About a year and a half ago my client said to me, “We want you to do a branding piece for the entire program.”
“I have no idea how to do that,” I said, truthfully.
“Oh yes you do.”
I'd been dreading the moment when I'd actually have to pull this off. This winter, discussions turned to plans. Now, I should let you in on something—I am not necessarily that imaginative. I'm not good at making things up. I react. In my still photography work, I encounter and engage the world, and find the structures and connections that tickle me. My filmmaking has been similarly documentary in structure—I talk to people, I see things. I make something out of what I find.
I am not a studio guy. Studios terrify me. That empty cyc stage is a big blank nothing that I have no idea how to fill.
We had a creative meeting where we batted around ideas. They had a tag line: Keep Learning, which was the main message. The client needed to show the diversity of their offerings. I thought it had to be aspirational, show where you want to go. I had just come off of the UW Holiday video, so that structure was in my head and we thought, well, something like that. Lots of voices. There were a couple of events coming up where I'd have access to a crowd of current and former students.
We ran into my client's boss in the hallway, who wanted to know what we'd come up with. Now, normally I am articulate and composed and witty, even under stress. We both had an idea for what this piece was going to look like now, but neither of us could say anything that didn't sound like mumbly gibberish. “It's going to have voices. Lots of them. Saying things.”
“I understand. You're in the creative mode. You can't articulate it. Good,” she said with way more confidence than I had.
Robin, my wife, the woman who talks to people all day for a living, helped me structure it. Basically, I was going to do a series of lightning interviews, and get a ton of responses. “What do you want to learn next?” she suggested. “What's your dream job?” I answered.
We found a quiet conference area near the auditorium where the resume writing panel was scheduled. The worker bees at the event helped corral and cajole people for the interviews. Once, when the line stayed empty for too long I crashed through the networking room, with a box of treats. “Cupcakes for anyone who will talk to me!”
My assistant put a lav mike on the subject as they sat down. “Thanks so much for doing this,” I'd say. “What's your name?” “What program are you in?” Then, “What's your dream job?” “Now, repeat after me: Keep Learning.” It took about 90 seconds a person. I had hoped for a hundred such interviews. I had about 35.
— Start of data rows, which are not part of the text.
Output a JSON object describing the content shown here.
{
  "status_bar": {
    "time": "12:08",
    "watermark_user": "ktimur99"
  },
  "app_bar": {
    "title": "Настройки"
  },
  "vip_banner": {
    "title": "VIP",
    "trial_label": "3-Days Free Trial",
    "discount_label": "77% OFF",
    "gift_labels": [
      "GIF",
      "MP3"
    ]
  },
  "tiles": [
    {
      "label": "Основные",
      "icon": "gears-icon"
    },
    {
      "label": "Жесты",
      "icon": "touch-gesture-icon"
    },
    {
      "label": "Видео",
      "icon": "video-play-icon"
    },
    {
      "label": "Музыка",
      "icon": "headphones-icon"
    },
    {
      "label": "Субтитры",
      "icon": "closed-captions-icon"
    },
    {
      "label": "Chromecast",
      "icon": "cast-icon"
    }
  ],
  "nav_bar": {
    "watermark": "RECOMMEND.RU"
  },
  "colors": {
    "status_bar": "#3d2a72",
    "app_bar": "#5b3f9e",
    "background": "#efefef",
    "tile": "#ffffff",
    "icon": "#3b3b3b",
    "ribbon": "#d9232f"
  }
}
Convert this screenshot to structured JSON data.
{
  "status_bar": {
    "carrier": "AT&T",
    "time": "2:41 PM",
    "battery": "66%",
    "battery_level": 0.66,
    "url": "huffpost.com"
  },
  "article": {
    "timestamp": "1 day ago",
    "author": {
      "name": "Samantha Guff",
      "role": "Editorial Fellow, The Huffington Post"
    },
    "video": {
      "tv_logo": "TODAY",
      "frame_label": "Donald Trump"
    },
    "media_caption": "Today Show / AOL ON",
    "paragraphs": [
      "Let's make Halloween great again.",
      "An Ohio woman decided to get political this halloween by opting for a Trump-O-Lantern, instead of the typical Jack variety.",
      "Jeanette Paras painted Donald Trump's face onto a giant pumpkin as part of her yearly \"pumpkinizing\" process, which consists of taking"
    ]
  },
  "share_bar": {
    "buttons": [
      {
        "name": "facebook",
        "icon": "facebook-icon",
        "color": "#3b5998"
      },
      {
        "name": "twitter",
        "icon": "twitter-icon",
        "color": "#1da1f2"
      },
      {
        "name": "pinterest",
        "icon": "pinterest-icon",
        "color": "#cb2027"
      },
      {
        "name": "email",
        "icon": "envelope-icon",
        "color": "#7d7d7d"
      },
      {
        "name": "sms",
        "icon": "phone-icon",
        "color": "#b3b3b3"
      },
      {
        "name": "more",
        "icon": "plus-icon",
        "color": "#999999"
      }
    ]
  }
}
I thought for sure I didn't have enough to work with, and I'd have to come back again at a future event. I threw everything in Final Cut, started slicing and dicing and organizing the responses and throwing things onto timelines. There was more than enough to work with, it turned out. I was sloppy about lining up clips, and discovered I really liked the overlapping voices. That became the way I ramped up the energy. I made a big, rousing climax of 35 voices all saying “Keep Learning.” I made a rough cut, the client loved the concept, and I refined it from there. They supplied the ending animation, and I farmed out the sound sweetening and SD broadcast conversion (I also produced a 30 second version for TV).
Collaboration, a client who can tolerate my vague and undefined process, and my own faith in the creative mode of the edit bay—this made the piece.